[Exercise]:
How many lines in these entries contain the string "messages"? Reply with the number alone.
Entries provided below:
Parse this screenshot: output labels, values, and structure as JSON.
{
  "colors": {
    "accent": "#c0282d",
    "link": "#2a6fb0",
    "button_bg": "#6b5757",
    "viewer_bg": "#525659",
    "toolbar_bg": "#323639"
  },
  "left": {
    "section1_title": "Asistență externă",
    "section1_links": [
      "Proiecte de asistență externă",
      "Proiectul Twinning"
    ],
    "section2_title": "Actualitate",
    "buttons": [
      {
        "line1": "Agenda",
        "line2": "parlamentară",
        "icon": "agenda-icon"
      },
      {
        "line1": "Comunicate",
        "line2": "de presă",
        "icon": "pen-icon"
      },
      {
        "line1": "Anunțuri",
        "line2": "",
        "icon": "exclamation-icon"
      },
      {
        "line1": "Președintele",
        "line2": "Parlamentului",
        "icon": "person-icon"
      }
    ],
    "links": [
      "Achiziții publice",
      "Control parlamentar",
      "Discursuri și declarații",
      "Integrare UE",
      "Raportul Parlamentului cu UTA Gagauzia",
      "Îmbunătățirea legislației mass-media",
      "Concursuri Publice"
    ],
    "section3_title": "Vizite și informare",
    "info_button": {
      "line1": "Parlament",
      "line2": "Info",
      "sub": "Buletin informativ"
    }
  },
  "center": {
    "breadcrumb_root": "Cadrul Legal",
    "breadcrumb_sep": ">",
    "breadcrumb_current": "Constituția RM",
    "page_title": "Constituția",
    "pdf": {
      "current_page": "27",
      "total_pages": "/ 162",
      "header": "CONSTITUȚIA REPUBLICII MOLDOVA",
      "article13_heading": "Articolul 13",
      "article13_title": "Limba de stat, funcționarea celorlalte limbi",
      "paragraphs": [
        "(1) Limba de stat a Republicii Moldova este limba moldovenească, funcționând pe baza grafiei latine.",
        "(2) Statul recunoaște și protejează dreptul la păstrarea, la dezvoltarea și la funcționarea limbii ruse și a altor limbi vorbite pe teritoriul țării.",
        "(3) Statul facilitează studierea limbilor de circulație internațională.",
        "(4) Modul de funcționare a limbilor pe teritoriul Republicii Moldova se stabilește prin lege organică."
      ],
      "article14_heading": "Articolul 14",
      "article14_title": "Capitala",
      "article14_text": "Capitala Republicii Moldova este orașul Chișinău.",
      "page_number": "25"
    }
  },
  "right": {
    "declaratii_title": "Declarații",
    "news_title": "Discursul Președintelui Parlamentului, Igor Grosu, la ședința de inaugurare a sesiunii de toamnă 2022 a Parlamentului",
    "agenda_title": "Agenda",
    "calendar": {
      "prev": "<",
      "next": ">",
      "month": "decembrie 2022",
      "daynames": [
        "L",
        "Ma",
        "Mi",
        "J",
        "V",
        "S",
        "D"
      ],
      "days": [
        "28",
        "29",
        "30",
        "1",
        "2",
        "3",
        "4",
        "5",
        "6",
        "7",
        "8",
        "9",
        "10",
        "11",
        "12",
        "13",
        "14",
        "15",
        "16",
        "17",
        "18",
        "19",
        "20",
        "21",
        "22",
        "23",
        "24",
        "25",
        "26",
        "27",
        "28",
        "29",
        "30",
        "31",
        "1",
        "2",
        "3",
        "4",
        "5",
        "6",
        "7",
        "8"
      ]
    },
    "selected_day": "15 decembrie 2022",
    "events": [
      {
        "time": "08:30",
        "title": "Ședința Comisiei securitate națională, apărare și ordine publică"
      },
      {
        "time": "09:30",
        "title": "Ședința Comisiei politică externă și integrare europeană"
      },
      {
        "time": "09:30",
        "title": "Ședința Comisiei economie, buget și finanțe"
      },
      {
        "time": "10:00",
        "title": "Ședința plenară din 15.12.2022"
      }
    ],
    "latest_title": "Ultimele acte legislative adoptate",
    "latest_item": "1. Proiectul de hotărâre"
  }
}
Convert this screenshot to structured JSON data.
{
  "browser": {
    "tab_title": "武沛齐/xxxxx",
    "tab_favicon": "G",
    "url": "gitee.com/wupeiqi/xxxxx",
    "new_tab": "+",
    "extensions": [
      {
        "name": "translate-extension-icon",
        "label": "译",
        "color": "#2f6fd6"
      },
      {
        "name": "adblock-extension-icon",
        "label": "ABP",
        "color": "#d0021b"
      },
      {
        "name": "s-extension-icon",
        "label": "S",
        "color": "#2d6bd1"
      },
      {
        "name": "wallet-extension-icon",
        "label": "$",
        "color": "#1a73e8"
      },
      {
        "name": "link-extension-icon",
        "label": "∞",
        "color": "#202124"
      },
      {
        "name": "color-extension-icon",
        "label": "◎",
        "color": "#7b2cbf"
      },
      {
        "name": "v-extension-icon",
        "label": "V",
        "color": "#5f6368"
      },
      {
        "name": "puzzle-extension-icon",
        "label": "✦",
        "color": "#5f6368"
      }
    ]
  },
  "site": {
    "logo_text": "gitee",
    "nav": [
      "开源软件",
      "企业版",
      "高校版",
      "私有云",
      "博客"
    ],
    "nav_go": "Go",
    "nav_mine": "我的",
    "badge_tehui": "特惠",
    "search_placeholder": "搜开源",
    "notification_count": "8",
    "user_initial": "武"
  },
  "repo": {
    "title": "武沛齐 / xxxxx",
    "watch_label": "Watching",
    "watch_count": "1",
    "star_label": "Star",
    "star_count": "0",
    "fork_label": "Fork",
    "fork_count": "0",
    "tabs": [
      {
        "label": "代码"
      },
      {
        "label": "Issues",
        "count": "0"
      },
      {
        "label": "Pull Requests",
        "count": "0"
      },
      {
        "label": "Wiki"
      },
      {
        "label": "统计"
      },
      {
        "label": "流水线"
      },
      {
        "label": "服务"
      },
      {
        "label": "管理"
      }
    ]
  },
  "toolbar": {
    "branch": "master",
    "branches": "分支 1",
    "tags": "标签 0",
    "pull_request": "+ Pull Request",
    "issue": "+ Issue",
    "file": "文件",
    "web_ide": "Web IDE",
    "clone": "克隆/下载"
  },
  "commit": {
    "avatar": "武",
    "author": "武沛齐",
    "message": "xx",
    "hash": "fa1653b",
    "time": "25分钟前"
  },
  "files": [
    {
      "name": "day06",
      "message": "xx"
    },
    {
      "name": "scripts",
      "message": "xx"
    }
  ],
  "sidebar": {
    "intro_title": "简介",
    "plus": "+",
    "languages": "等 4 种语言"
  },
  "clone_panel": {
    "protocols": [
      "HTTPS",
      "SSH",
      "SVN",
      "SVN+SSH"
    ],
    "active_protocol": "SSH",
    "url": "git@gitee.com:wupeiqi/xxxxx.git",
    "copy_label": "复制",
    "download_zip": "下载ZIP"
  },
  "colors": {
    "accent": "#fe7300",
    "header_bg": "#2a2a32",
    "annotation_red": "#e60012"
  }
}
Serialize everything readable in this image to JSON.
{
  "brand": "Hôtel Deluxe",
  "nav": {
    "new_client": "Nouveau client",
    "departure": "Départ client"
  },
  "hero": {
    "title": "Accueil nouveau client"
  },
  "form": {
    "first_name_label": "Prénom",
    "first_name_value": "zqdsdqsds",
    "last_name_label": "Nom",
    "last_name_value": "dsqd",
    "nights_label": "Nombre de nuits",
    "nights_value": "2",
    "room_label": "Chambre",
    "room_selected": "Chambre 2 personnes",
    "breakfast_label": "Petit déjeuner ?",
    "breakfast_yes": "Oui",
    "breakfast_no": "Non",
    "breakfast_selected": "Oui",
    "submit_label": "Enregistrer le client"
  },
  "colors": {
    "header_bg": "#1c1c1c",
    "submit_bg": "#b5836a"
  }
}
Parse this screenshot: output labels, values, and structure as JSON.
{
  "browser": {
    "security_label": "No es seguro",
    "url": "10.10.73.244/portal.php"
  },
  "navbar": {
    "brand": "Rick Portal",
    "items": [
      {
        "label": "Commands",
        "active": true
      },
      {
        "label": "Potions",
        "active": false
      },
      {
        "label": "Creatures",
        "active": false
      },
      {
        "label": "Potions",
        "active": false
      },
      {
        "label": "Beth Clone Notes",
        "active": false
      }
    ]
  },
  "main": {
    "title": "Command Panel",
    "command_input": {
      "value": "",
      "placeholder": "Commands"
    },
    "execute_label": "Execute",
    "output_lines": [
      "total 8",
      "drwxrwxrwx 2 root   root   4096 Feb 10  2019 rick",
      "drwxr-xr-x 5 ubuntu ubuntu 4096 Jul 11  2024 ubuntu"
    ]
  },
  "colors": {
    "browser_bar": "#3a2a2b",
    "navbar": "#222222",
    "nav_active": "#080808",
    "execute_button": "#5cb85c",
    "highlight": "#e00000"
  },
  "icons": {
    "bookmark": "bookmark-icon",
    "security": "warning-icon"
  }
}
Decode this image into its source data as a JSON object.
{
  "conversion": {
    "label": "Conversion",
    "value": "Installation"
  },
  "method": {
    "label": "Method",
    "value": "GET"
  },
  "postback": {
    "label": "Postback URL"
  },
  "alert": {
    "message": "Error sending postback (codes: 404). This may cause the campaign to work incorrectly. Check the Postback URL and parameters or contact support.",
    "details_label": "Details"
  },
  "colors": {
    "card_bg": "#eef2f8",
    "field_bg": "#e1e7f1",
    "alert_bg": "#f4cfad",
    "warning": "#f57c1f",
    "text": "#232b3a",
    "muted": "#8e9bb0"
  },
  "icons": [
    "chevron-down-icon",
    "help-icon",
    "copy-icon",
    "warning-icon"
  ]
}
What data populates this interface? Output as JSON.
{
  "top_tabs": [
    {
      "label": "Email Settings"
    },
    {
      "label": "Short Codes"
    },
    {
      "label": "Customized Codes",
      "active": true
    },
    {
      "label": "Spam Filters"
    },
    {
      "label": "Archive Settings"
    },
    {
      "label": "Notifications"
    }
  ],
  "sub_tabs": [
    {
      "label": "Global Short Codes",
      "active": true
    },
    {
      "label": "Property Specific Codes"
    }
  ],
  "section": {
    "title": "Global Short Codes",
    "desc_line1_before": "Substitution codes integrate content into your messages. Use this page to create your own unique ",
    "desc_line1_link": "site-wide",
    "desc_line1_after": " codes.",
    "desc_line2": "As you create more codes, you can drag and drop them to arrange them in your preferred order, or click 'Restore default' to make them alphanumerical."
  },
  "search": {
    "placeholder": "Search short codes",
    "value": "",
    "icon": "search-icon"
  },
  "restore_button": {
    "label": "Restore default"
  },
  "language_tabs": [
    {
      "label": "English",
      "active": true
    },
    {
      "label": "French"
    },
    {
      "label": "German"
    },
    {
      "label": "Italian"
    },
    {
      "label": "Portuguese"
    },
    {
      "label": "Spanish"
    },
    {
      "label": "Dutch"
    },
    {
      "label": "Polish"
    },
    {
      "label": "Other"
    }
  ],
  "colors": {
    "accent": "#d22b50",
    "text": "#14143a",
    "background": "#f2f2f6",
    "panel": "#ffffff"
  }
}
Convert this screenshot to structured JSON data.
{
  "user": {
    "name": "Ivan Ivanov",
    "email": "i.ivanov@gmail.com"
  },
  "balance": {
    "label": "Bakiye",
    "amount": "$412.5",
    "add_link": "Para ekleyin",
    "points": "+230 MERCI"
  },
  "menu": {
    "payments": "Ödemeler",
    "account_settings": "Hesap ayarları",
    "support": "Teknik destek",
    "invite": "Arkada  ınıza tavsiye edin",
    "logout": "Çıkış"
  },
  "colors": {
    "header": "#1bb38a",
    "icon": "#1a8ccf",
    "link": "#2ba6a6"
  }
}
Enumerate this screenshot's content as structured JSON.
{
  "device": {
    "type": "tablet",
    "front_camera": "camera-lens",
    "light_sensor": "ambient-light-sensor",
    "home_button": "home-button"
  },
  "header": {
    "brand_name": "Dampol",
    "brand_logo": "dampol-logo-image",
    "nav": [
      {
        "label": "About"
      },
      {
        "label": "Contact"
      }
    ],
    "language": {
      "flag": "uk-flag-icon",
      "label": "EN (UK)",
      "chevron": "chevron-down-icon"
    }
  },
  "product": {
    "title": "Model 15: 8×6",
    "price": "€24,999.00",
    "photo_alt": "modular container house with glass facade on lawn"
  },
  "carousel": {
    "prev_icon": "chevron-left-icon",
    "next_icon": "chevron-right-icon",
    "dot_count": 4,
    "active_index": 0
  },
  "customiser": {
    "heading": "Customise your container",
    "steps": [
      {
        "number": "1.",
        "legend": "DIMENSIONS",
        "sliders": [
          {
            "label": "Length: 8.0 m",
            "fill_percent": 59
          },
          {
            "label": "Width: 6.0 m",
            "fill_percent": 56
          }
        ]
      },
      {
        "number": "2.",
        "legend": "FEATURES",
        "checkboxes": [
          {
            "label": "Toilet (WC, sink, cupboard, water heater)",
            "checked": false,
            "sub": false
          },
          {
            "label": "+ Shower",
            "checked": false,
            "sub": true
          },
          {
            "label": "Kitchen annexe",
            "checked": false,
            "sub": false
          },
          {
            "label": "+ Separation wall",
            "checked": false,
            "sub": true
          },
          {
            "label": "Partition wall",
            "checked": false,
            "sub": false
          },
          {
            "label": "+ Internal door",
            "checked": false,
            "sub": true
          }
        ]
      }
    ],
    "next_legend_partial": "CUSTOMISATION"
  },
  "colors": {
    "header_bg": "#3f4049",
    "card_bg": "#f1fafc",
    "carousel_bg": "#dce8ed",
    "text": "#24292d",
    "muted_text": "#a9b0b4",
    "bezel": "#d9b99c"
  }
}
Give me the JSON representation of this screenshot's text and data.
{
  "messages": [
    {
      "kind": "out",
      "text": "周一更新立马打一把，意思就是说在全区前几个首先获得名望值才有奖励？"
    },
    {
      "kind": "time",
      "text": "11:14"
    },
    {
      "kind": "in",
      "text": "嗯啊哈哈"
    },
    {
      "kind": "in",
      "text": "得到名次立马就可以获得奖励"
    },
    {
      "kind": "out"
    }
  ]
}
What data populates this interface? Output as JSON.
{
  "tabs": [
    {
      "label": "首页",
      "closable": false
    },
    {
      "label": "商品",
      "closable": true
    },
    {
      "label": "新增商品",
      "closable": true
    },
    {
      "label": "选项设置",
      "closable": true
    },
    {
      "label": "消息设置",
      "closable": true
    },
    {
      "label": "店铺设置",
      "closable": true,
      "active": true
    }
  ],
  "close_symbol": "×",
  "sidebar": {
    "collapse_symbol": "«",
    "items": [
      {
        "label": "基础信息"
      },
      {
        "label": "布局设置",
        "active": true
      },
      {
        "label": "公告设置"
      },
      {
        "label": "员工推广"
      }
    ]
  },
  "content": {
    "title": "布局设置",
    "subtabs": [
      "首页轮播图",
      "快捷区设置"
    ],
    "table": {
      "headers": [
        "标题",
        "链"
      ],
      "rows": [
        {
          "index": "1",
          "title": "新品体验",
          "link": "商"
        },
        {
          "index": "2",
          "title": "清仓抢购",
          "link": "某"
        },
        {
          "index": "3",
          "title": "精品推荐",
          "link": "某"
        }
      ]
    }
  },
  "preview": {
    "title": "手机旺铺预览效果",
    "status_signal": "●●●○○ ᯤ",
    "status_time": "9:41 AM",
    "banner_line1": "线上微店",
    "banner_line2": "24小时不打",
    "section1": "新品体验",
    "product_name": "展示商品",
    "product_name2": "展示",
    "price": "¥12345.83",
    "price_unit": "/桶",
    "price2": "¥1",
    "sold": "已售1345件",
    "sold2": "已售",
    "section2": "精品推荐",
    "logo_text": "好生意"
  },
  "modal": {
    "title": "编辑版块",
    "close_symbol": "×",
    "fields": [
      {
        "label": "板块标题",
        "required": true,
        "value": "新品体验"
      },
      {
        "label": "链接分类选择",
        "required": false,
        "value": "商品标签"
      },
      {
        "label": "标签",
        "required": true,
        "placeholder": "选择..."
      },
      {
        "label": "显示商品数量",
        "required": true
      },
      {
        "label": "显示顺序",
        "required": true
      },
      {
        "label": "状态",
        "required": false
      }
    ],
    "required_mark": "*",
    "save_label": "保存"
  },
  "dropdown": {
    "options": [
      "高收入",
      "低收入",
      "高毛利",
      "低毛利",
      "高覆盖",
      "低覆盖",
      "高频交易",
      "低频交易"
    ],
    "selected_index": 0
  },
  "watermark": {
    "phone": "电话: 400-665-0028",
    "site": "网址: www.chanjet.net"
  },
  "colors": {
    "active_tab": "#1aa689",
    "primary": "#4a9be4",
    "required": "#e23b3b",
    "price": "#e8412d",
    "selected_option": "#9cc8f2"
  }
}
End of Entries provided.
[Solved problem]:
2